CUDA Deep Neural Network (cuDNN) is a library from NVIDIA that provides the GPU-accelerated primitives for deep learning such as convolution, pooling, normalization, activation layers, tensor transformation. With cuDNN, a machine learning researcher or developer can spend less time writing the implementation for low-level GPU performance tuning. The cuDNN library powers major deep learning frameworks such as Caffe, Caffe 2, Tensor Flow, Cognitive Toolkit and PyTorch.

This post summarizes the steps to install cuDNN 7 for Cuda Toolkit 9.1 on Ubuntu 16.04. Installation for different version of cuDNN and Cuda Toolkit may require additional tweak or different steps that are not covered in this post. Continue reading

Guide: Installing Cuda Toolkit 9.1 on Ubuntu 16.04

With advances in GPU technologies, performing complex computation is not an exclusive feat of multicore CPUs anymore. It is not uncommon to perform computation for linear algebra, image and video processing, machine learning (especially deep learning), graph analytics, and so forth on GPU.

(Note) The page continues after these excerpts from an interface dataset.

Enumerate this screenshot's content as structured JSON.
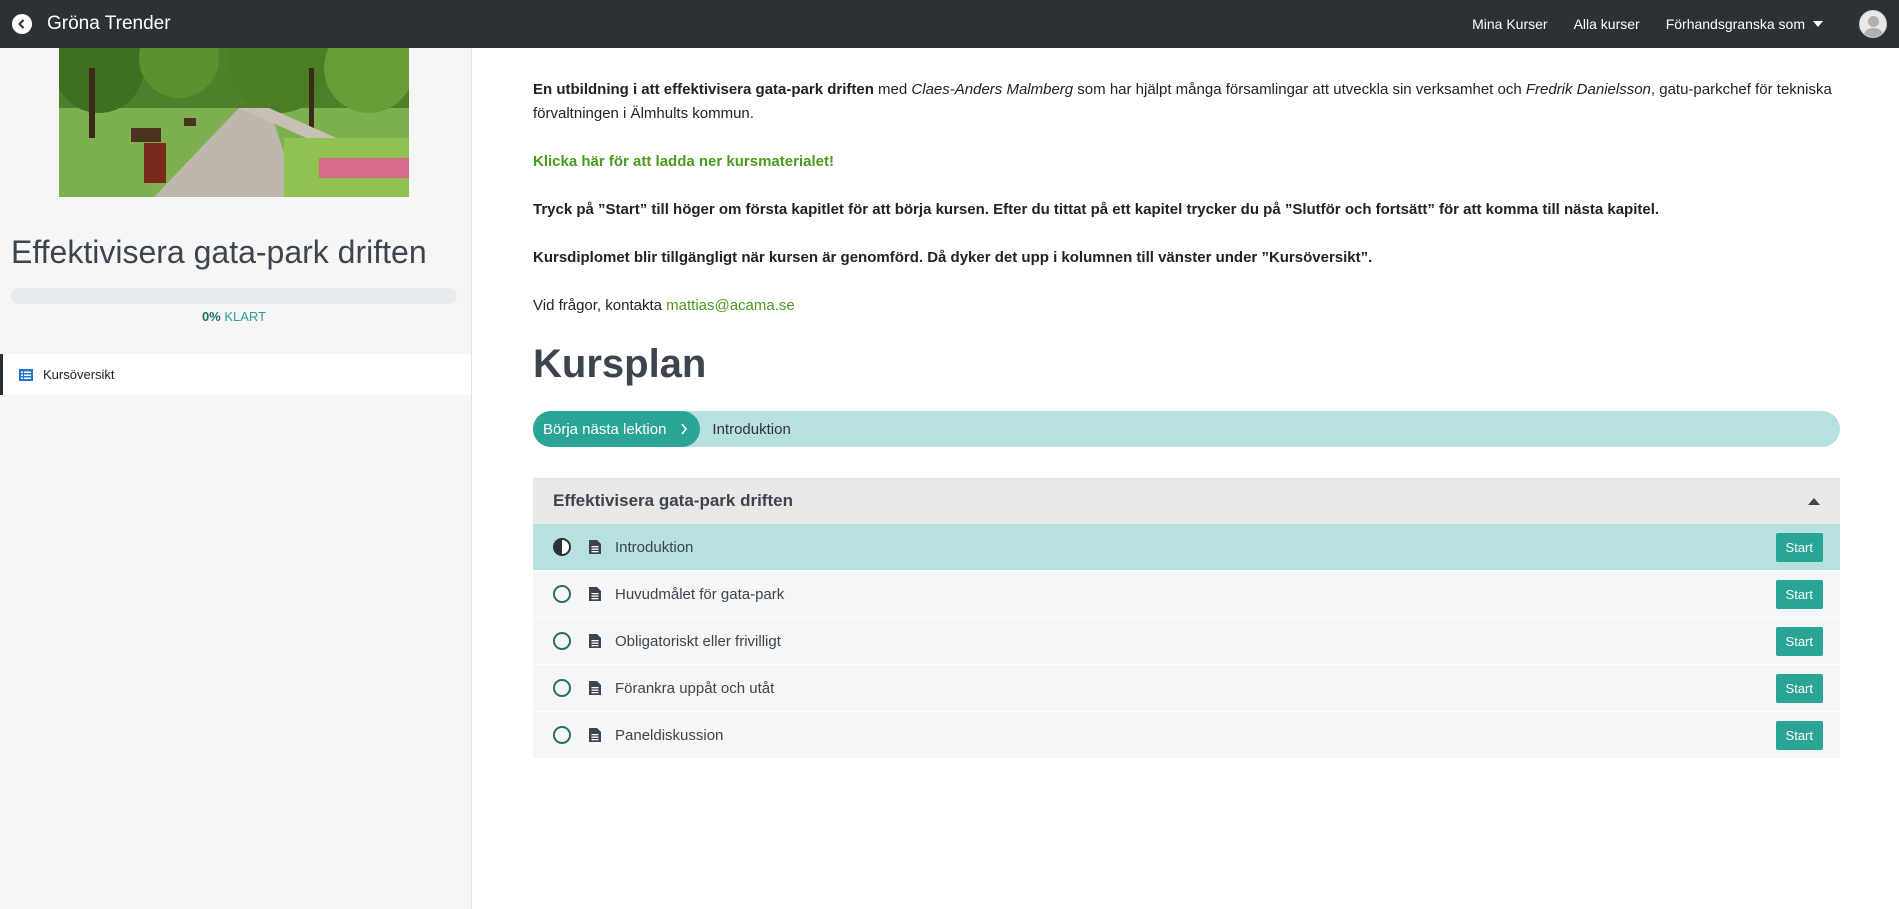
{
  "header": {
    "brand": "Gröna Trender",
    "nav": {
      "my_courses": "Mina Kurser",
      "all_courses": "Alla kurser",
      "preview_as": "Förhandsgranska som"
    }
  },
  "sidebar": {
    "course_title": "Effektivisera gata-park driften",
    "progress_percent": 0,
    "progress_value": "0%",
    "progress_label": " KLART",
    "menu": [
      {
        "label": "Kursöversikt",
        "icon": "list-icon"
      }
    ]
  },
  "main": {
    "intro": {
      "bold": "En utbildning i att effektivisera gata-park driften",
      "t1": " med ",
      "i1": "Claes-Anders Malmberg",
      "t2": " som har hjälpt många församlingar att utveckla sin verksamhet och ",
      "i2": "Fredrik Danielsson",
      "t3": ", gatu-parkchef för tekniska förvaltningen i Älmhults kommun."
    },
    "download_link": "Klicka här för att ladda ner kursmaterialet!",
    "instructions": "Tryck på ”Start” till höger om första kapitlet för att börja kursen. Efter du tittat på ett kapitel trycker du på ”Slutför och fortsätt” för att komma till nästa kapitel.",
    "diploma": "Kursdiplomet blir tillgängligt när kursen är genomförd. Då dyker det upp i kolumnen till vänster under ”Kursöversikt”.",
    "contact_text": "Vid frågor, kontakta ",
    "contact_email": "mattias@acama.se",
    "kursplan_title": "Kursplan",
    "next_button": "Börja nästa lektion",
    "next_lesson": "Introduktion",
    "section": {
      "title": "Effektivisera gata-park driften",
      "lessons": [
        {
          "label": "Introduktion",
          "start": "Start",
          "status": "in-progress"
        },
        {
          "label": "Huvudmålet för gata-park",
          "start": "Start",
          "status": "not-started"
        },
        {
          "label": "Obligatoriskt eller frivilligt",
          "start": "Start",
          "status": "not-started"
        },
        {
          "label": "Förankra uppåt och utåt",
          "start": "Start",
          "status": "not-started"
        },
        {
          "label": "Paneldiskussion",
          "start": "Start",
          "status": "not-started"
        }
      ]
    }
  },
  "colors": {
    "topbar": "#2b3135",
    "accent": "#2aa595",
    "accent_light": "#b7e1de",
    "link_green": "#4a9a1d"
  }
}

NVIDIA graphic cards have gained popularity among machine learning researchers and practitioners as the base hardware for GPU computing. To harness the GPU power, NVIDIA develops and provides CUDA toolkit that can be used as the development environment and libraries for GPU-accelerated applications.

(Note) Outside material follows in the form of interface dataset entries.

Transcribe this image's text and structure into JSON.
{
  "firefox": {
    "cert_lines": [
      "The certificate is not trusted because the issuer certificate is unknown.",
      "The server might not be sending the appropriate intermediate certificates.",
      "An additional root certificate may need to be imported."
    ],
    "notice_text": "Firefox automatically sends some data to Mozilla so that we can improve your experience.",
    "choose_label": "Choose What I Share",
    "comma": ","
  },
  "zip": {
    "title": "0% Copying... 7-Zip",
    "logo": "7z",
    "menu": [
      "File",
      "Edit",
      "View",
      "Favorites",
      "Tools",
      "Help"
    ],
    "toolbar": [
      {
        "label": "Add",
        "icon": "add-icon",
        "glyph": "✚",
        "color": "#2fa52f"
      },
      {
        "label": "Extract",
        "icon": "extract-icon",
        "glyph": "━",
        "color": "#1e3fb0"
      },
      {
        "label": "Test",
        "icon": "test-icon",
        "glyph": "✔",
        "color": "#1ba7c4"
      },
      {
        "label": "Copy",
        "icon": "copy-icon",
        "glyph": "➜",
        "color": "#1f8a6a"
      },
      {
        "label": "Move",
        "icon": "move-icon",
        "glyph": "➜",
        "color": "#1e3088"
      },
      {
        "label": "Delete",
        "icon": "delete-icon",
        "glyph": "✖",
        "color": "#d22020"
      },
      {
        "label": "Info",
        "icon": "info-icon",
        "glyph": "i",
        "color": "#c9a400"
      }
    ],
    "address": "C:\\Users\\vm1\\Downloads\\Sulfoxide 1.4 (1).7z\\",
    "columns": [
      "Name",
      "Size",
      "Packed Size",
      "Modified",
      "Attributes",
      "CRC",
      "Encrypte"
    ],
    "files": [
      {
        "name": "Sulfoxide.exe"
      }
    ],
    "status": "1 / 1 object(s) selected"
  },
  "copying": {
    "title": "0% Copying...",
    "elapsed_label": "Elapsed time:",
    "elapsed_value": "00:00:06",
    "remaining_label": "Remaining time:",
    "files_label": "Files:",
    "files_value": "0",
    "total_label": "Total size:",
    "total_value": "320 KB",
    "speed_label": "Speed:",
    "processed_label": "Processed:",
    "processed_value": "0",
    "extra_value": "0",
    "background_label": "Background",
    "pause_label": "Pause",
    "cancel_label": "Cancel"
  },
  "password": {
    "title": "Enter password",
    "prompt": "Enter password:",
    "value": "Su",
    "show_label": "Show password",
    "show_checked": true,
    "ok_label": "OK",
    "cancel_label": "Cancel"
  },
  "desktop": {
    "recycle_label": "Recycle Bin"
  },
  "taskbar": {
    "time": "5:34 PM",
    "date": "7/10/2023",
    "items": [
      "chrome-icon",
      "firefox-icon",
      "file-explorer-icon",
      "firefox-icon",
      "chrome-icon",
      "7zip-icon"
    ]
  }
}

If you are using Ubuntu 16.04 (Xenial) and want to install the recent release of CUDA toolkit (version 9.1), this post may help. The official installation guide is available at the NVIDIA website and can be referenced when following the steps outlined in this post. Continue reading

How To Install Docker on Ubuntu 16

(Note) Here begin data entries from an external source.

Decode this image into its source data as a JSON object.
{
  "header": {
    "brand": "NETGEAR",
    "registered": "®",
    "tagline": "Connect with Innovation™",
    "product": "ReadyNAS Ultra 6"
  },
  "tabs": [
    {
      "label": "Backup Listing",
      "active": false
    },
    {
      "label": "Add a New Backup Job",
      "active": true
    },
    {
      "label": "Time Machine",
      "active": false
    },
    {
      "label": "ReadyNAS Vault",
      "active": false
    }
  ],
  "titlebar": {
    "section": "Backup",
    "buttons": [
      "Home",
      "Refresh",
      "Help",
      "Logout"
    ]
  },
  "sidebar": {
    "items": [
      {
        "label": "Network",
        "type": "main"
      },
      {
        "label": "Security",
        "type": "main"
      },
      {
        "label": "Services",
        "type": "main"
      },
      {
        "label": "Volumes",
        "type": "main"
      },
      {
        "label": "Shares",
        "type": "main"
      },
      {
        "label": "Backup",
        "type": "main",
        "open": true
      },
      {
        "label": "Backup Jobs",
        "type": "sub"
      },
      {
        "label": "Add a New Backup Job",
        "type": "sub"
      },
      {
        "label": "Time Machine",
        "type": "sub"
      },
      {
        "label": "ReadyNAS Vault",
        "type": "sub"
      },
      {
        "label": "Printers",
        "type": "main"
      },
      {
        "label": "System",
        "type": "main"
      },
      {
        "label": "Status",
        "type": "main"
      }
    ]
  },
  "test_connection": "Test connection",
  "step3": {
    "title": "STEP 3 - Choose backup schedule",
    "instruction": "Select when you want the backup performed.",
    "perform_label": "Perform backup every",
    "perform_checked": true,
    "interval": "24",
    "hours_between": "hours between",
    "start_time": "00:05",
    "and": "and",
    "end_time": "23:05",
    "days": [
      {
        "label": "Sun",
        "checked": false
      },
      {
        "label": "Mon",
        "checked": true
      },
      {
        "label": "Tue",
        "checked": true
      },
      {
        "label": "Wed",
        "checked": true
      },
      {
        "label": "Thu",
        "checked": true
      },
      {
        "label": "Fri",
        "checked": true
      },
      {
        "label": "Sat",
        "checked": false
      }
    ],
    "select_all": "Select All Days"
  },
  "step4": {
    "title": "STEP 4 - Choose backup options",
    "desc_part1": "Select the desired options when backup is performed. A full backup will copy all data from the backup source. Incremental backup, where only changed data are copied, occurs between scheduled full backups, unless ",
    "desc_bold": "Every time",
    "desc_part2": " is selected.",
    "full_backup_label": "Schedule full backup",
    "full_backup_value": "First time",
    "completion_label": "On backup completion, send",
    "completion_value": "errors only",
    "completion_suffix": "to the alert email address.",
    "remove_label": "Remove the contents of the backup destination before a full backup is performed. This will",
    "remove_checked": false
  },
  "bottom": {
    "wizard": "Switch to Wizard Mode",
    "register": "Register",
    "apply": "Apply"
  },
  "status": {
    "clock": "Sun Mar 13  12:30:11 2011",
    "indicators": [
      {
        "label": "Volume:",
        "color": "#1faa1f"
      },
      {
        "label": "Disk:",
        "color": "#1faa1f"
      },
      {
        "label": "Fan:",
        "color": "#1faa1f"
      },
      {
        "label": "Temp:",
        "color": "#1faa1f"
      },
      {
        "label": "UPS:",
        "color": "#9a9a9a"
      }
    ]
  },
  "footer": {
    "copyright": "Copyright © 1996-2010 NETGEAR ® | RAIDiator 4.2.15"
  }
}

Docker is a popular option for “virtual appliances” nowadays. Docker website defines the “Docker” moniker as a software containerization platform that is more flexible than traditional virtual machines since it virtualizes the operating system instead of the hardware. This means that Docker can further isolate the resources by enabling multiple Docker containers running on an operating system. If the operating system itself is running on a virtual machine either via full virtualization (bare metal) or paravirtualization, we will have a good example of IT infrastructure transformation from asset-ownership model into cloud-lease model (my related paper about such transformation can be read here). Continue reading